The police are called, but they’re not asking the right questions. Like why Joanne lied about her past, and what she saw in her stars that made her so afraid.
But Avicenna has inherited her mother’s gift. Finding an unlikely ally in the brooding Simon Thorn, she begins to piece together the mystery. And when she uncovers a link between Joanne’s disappearance and a cold-case murder, Avicenna is led deep into the city’s dark and seedy underbelly, unaware how far she is placing her own life in danger.
With its lyrical writing and quirky characters, The Astrologer’s Daughter is one of the most moving books I’ve read in a while. It’s a beautiful story about identity, secrets, and love, and I have enjoyed it a lot.
Avicenna’s mother is an astrologer.

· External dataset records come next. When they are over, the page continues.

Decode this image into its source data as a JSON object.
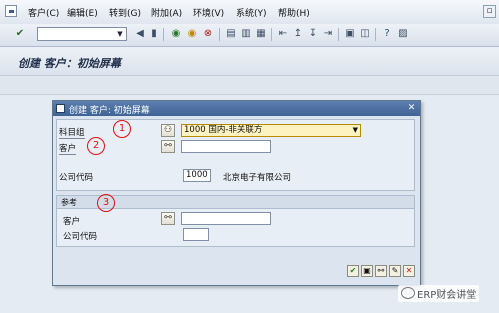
{
  "menubar": {
    "items": [
      "客户(C)",
      "编辑(E)",
      "转到(G)",
      "附加(A)",
      "环境(V)",
      "系统(Y)",
      "帮助(H)"
    ]
  },
  "toolbar": {
    "command_field_value": "",
    "icons": [
      "enter-icon",
      "dropdown-icon",
      "back-arrow-icon",
      "save-icon",
      "back-icon",
      "exit-icon",
      "cancel-icon",
      "print-icon",
      "find-icon",
      "find-next-icon",
      "first-page-icon",
      "prev-page-icon",
      "next-page-icon",
      "last-page-icon",
      "new-session-icon",
      "shortcut-icon",
      "help-icon",
      "layout-icon"
    ]
  },
  "screen": {
    "title": "创建 客户：初始屏幕"
  },
  "dialog": {
    "title": "创建 客户: 初始屏幕",
    "account_group_label": "科目组",
    "account_group_value": "1000 国内-非关联方",
    "customer_label": "客户",
    "customer_value": "",
    "company_code_label": "公司代码",
    "company_code_value": "1000",
    "company_name": "北京电子有限公司",
    "reference_section_title": "参考",
    "ref_customer_label": "客户",
    "ref_customer_value": "",
    "ref_company_code_label": "公司代码",
    "ref_company_code_value": "",
    "annotations": [
      "1",
      "2",
      "3"
    ]
  },
  "watermark": {
    "text": "ERP财会讲堂"
  }
}
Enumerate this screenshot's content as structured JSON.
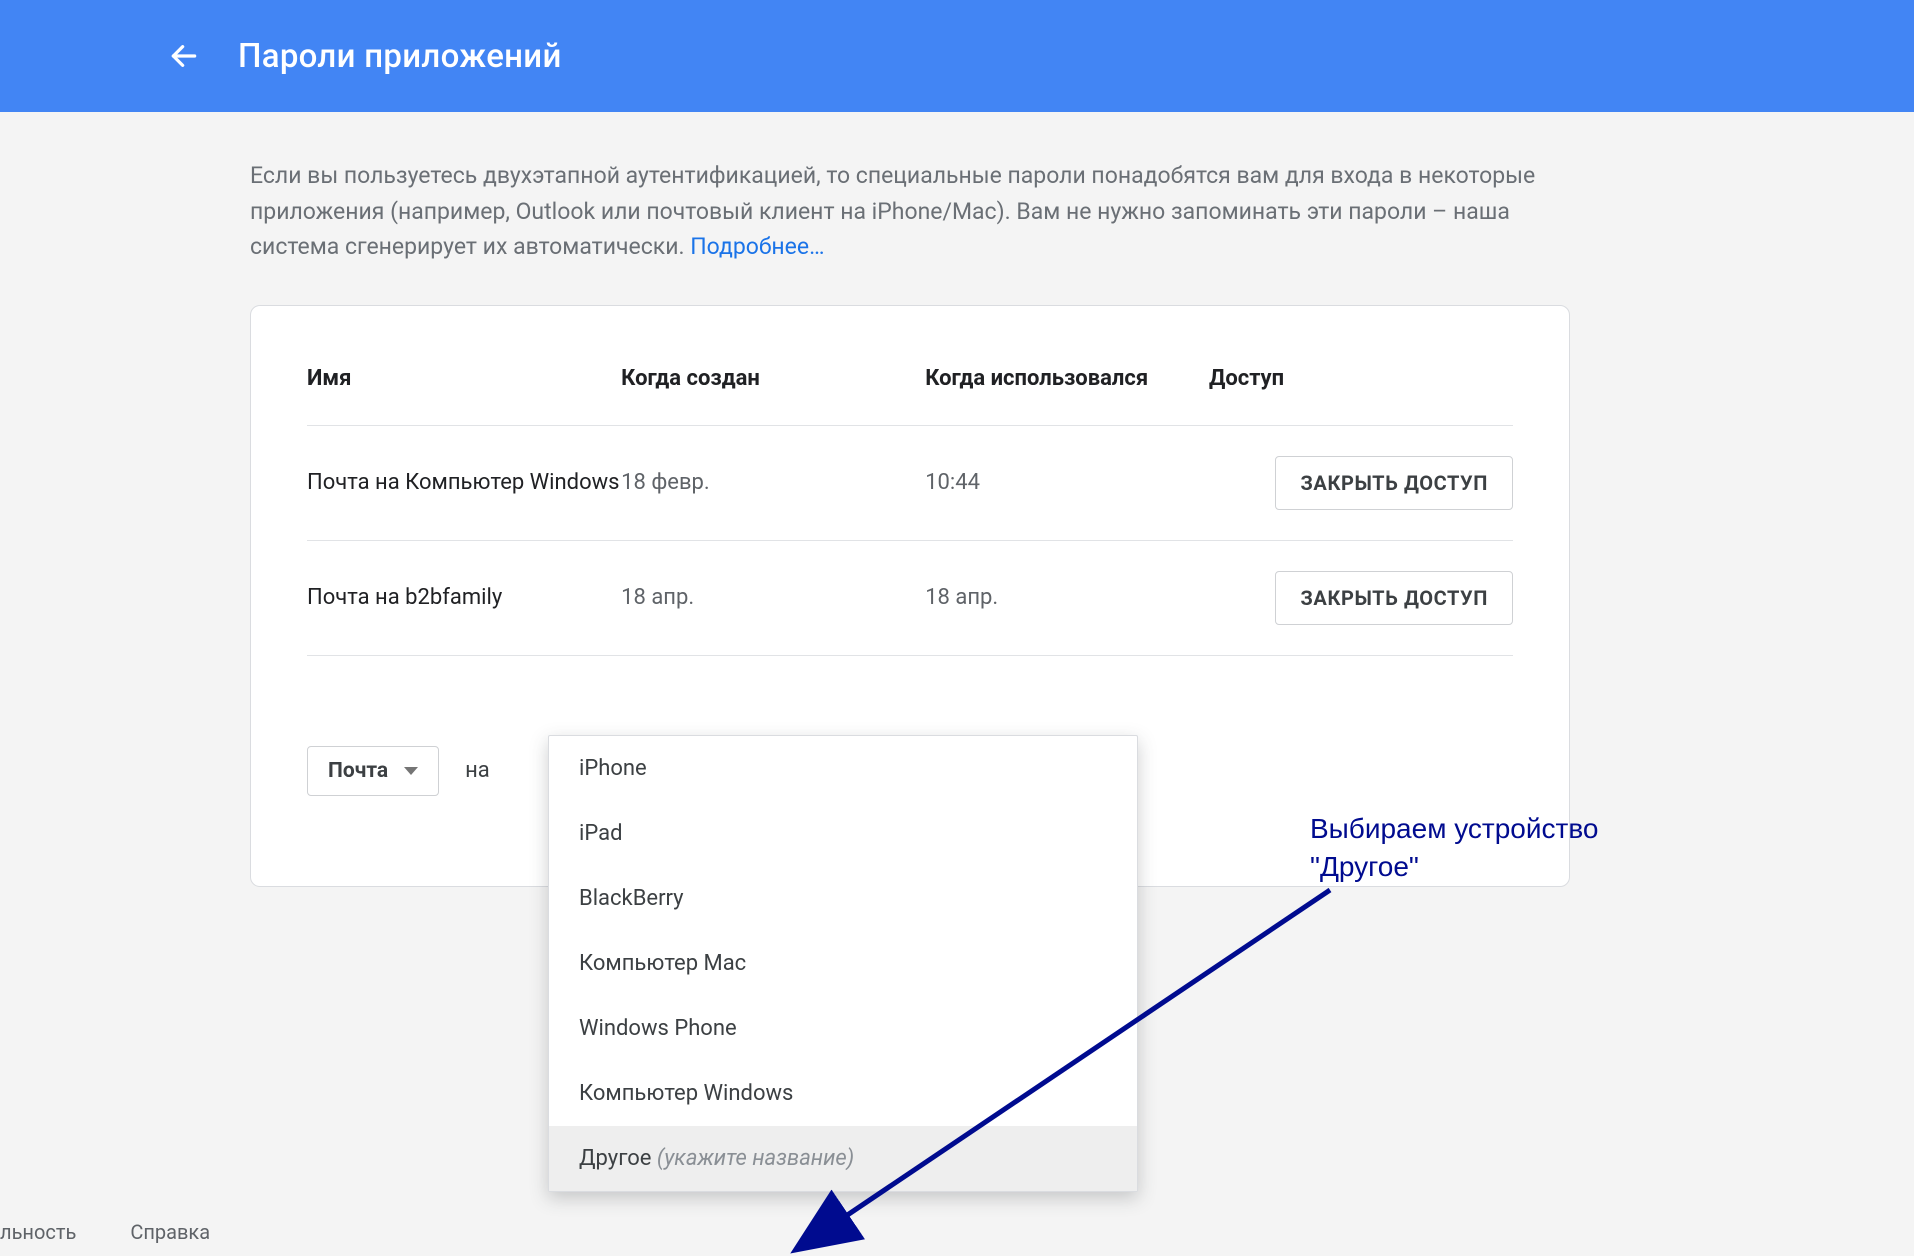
{
  "header": {
    "title": "Пароли приложений"
  },
  "intro": {
    "text": "Если вы пользуетесь двухэтапной аутентификацией, то специальные пароли понадобятся вам для входа в некоторые приложения (например, Outlook или почтовый клиент на iPhone/Mac). Вам не нужно запоминать эти пароли – наша система сгенерирует их автоматически. ",
    "learn_more": "Подробнее…"
  },
  "table": {
    "headers": {
      "name": "Имя",
      "created": "Когда создан",
      "used": "Когда использовался",
      "access": "Доступ"
    },
    "revoke_label": "ЗАКРЫТЬ ДОСТУП",
    "rows": [
      {
        "name": "Почта на Компьютер Windows",
        "created": "18 февр.",
        "used": "10:44"
      },
      {
        "name": "Почта на b2bfamily",
        "created": "18 апр.",
        "used": "18 апр."
      }
    ]
  },
  "selector": {
    "app_label": "Почта",
    "conjunction": "на"
  },
  "device_menu": {
    "options": [
      {
        "label": "iPhone"
      },
      {
        "label": "iPad"
      },
      {
        "label": "BlackBerry"
      },
      {
        "label": "Компьютер Mac"
      },
      {
        "label": "Windows Phone"
      },
      {
        "label": "Компьютер Windows"
      },
      {
        "label": "Другое ",
        "hint": "(укажите название)",
        "highlight": true
      }
    ]
  },
  "annotation": {
    "line1": "Выбираем устройство",
    "line2": "\"Другое\""
  },
  "footer": {
    "link1": "льность",
    "link2": "Справка"
  }
}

Not a psychic, and definitely not a fraud, but a true astrologer who works out the charts of her clients and then tells them what they’ve come to hear (or not hear, as the case may be). She’s kind-hearted and sympathetic, and from the very first sentence of this book, missing.
I think the best way to describe this story is real. Lim holds nothing back, and readers are taken with Avicenna on an emotional journey as she reports her mother missing, is harassed by her mother’s more ardent clients, and begins to piece together clues that tie her mother’s disappearance to an unsolved cold case. I was gripped by the writing style and Avicenna’s voice from the first page.
Avicenna is an outcast: she’s moved around a lot and won’t discuss her past, she has a Chinese father she barely remembers and looks like an outsider, and she has burn scars on her face that further ostracize her. Teenagers are cruel – actually, the world is cruel, and Avicenna cops more of it than is fair.
I love that Lim doesn’t shy away from the realities of being born in Australia but looking so obviously not-white. So so so many books in YA just have characters who are half-white and half-‘exotic’ (*vomit*) just to fulfil some horrifying diversity quota, and then don’t actually explore the feeling of displacement: of belonging in two cultures and in neither at the same time, of the prejudices and racism that still affects people today. But The Astrologer’s Daughter explores it all: the people who yell Chink-lover at Avicenna’s mother, the strangers who use their fingers to make their eyes ‘slanted’, the boy who wants Avicenna to cover up her burns so that he won’t have to look at them.
One of my favourite characters in this book is the Missing Persons police officer who becomes Avicenna’s liaison on the case. This, refreshingly, isn’t a story of a teenager taking a missing persons (or homicide) case all on their own. She works with the police and they support her in very way they can, which I loved. It doesn’t rob Avicenna of her agency but rather makes the story more believable, and it was great to see how the adults around her banded together to help her out.
Combined cleverly with all that is real and raw about this world is the undercurrent of magic in this narrative: the astrology. Although technically not magic, there’s no denying this book focusses on both the mystical and mathematical aspects of astrology. It works in the story like a magic system: there are clearly defined rules and the protagonist uses it to solve her mystery.
I’ve never read a story like The Astrologer’s Daughter and I don’t think I’m going to any time soon. It’s a uniquely magical and evocative book, one I recommend to everyone.